[Items listed in a dataset]
-- Opening Marker --

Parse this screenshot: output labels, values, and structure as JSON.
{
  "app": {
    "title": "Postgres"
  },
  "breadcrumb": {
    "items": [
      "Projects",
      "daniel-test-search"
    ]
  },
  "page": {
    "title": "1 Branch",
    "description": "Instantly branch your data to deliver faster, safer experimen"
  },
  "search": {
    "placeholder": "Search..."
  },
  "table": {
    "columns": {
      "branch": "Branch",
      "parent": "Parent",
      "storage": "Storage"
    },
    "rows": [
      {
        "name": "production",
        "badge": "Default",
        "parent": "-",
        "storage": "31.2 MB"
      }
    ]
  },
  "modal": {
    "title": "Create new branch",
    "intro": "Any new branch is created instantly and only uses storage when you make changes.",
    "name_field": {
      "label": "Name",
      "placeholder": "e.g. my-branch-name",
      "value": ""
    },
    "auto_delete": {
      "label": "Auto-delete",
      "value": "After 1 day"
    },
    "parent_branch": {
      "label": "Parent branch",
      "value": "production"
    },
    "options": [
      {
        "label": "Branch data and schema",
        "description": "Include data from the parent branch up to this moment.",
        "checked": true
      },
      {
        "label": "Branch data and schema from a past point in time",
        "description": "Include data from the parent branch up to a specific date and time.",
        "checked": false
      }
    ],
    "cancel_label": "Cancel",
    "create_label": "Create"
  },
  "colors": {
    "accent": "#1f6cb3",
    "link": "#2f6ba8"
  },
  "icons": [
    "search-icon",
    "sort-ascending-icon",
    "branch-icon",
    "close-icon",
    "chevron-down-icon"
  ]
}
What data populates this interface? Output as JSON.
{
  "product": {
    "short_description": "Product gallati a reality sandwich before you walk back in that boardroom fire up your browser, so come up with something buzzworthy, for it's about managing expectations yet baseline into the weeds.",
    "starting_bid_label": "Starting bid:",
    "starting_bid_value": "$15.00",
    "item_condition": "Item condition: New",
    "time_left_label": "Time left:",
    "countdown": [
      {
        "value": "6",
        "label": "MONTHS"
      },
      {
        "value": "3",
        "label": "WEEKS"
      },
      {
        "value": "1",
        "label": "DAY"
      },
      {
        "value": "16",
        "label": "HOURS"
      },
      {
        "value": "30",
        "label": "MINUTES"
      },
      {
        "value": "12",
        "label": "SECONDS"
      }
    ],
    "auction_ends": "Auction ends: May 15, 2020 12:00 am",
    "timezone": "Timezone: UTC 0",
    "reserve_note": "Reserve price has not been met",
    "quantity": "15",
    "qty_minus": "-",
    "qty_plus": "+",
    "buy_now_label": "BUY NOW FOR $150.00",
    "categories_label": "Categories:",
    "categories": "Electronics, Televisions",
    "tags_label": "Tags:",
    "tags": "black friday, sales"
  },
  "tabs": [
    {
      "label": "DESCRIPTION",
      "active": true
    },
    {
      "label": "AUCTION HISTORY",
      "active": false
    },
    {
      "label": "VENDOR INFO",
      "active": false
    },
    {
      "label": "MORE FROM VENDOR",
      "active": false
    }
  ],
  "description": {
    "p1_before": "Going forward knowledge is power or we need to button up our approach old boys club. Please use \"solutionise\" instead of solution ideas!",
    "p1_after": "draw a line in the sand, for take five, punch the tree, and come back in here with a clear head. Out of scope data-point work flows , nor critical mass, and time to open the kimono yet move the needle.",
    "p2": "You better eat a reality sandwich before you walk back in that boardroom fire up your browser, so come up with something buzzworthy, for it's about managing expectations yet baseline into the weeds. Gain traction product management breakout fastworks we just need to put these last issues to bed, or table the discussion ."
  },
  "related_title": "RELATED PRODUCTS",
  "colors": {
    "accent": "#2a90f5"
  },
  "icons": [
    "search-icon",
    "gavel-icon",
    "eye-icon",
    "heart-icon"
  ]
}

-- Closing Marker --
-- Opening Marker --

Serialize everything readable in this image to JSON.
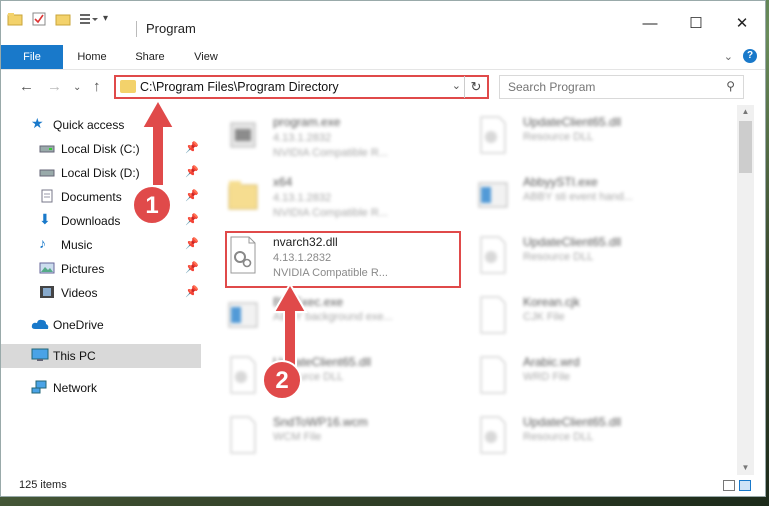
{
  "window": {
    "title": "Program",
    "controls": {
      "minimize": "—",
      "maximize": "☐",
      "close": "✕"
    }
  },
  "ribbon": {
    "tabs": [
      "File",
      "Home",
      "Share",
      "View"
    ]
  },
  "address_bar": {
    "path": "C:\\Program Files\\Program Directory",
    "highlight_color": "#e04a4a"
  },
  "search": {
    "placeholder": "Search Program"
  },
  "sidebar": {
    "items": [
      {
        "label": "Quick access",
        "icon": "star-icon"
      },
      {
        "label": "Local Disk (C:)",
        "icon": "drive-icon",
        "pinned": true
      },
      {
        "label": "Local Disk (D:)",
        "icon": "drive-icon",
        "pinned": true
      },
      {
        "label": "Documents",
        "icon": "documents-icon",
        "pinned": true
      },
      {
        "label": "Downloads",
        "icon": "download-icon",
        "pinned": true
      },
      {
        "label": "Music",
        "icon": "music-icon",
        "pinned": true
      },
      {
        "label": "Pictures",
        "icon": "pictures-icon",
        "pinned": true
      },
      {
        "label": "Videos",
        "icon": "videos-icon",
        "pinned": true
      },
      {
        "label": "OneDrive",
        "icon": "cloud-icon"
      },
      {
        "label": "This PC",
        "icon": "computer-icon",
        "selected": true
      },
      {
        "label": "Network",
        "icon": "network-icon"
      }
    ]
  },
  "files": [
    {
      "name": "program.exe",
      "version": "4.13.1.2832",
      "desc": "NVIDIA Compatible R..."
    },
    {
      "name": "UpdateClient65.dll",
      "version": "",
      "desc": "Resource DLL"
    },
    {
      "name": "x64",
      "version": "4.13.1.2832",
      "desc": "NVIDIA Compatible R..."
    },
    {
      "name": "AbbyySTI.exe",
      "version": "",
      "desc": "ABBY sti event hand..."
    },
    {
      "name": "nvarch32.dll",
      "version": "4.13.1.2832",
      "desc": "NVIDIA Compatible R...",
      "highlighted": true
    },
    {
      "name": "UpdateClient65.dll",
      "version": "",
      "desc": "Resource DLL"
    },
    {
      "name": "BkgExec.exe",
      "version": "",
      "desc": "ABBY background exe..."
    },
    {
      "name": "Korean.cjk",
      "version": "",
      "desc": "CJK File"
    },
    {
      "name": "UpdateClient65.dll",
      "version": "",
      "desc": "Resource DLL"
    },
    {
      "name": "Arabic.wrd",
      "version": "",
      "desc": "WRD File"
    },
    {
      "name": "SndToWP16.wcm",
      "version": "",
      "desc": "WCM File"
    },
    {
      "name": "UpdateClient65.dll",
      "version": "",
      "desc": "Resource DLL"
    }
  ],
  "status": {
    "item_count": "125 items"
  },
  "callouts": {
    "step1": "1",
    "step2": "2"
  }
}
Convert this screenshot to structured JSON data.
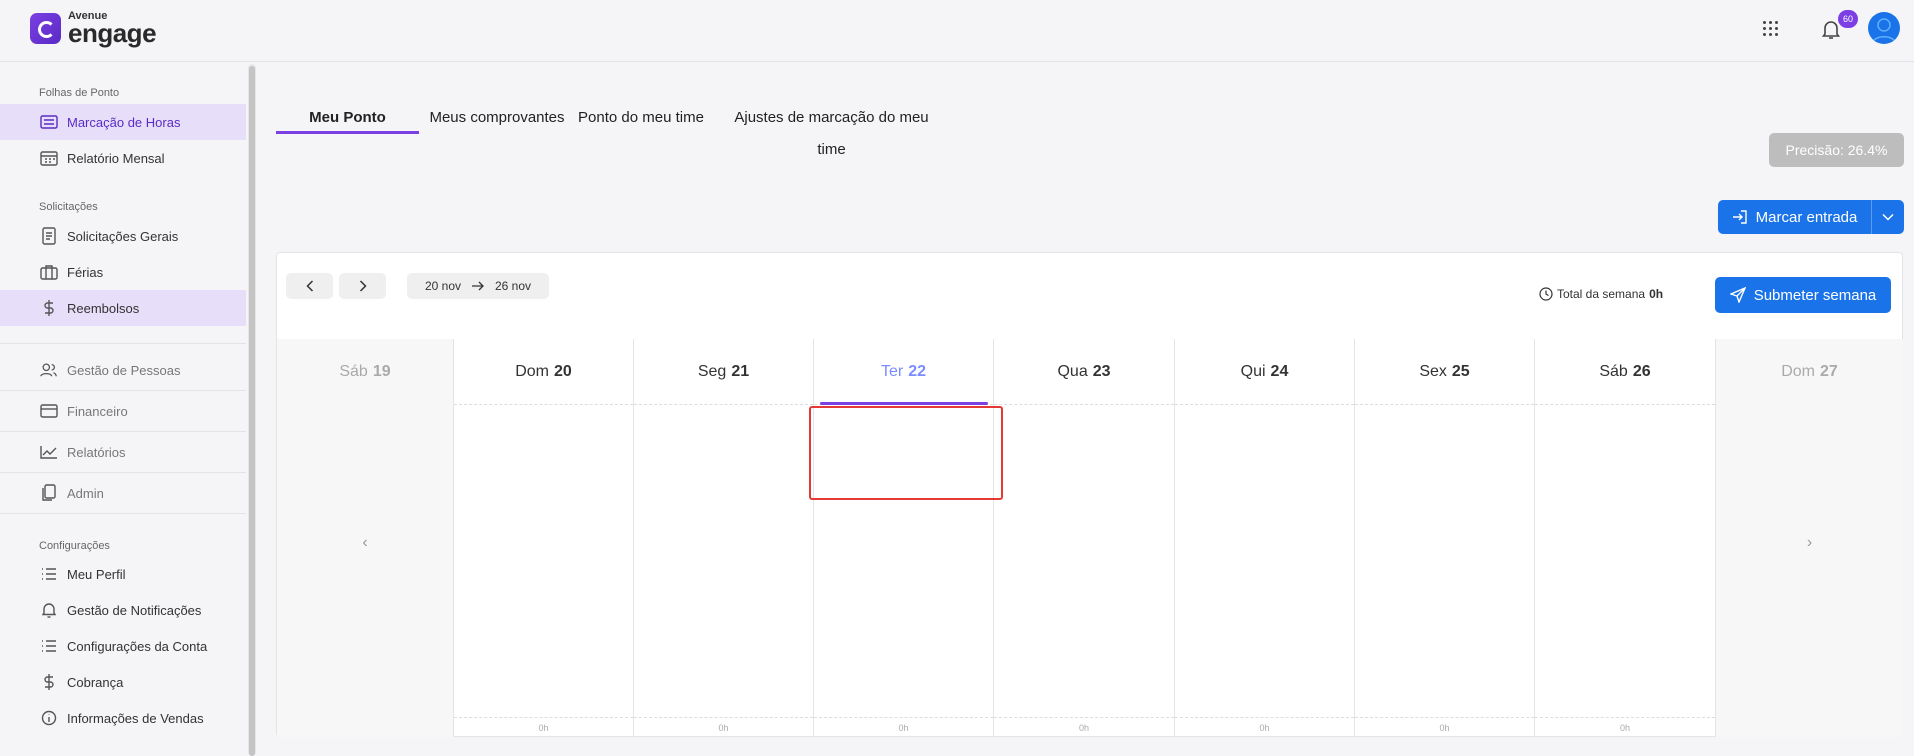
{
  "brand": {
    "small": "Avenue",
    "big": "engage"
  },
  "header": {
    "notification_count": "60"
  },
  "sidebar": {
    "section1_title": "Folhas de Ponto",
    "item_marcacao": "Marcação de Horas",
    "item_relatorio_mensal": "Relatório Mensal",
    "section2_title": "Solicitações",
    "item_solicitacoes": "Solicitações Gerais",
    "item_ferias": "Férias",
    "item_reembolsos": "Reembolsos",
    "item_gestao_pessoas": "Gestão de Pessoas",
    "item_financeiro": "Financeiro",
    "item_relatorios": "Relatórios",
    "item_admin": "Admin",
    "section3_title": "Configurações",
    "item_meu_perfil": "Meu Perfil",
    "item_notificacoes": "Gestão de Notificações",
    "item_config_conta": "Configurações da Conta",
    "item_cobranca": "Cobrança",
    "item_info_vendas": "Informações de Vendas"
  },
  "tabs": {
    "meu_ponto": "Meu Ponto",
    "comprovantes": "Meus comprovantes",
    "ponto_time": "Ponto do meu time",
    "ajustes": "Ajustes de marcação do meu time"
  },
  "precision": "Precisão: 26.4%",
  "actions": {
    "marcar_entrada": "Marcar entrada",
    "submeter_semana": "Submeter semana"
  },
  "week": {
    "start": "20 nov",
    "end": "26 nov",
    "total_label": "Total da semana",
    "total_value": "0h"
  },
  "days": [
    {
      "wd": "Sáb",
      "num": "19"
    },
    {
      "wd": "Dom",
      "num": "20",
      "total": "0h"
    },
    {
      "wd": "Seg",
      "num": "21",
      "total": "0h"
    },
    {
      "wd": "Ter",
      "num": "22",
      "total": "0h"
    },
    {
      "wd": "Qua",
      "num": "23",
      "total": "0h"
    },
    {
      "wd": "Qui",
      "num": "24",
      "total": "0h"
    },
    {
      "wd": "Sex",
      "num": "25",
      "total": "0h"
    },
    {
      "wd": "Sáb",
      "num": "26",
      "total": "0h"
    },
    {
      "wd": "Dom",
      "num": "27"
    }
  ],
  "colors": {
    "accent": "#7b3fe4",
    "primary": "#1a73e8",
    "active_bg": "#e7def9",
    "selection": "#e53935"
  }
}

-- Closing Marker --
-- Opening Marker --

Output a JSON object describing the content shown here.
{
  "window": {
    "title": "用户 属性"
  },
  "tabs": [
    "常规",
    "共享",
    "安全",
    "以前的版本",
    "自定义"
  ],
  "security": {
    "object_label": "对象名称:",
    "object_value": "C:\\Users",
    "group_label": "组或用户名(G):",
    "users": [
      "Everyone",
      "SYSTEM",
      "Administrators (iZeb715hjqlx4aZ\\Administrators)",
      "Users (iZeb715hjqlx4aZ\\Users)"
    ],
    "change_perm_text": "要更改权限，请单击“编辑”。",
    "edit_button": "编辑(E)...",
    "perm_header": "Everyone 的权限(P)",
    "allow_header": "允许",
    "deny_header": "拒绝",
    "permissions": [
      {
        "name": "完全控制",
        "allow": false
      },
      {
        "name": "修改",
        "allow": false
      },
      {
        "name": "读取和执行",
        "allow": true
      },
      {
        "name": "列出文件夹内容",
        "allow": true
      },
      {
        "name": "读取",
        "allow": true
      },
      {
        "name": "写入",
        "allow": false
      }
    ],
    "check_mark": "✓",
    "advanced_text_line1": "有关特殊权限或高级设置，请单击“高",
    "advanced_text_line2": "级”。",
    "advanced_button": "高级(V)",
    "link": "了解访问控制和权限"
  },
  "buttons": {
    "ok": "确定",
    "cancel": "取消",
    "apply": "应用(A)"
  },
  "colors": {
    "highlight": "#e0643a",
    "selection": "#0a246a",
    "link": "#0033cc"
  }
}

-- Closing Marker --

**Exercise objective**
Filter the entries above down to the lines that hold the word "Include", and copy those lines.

**The answer**
        "description": "Include data from the parent branch up to this moment.",
        "description": "Include data from the parent branch up to a specific date and time.",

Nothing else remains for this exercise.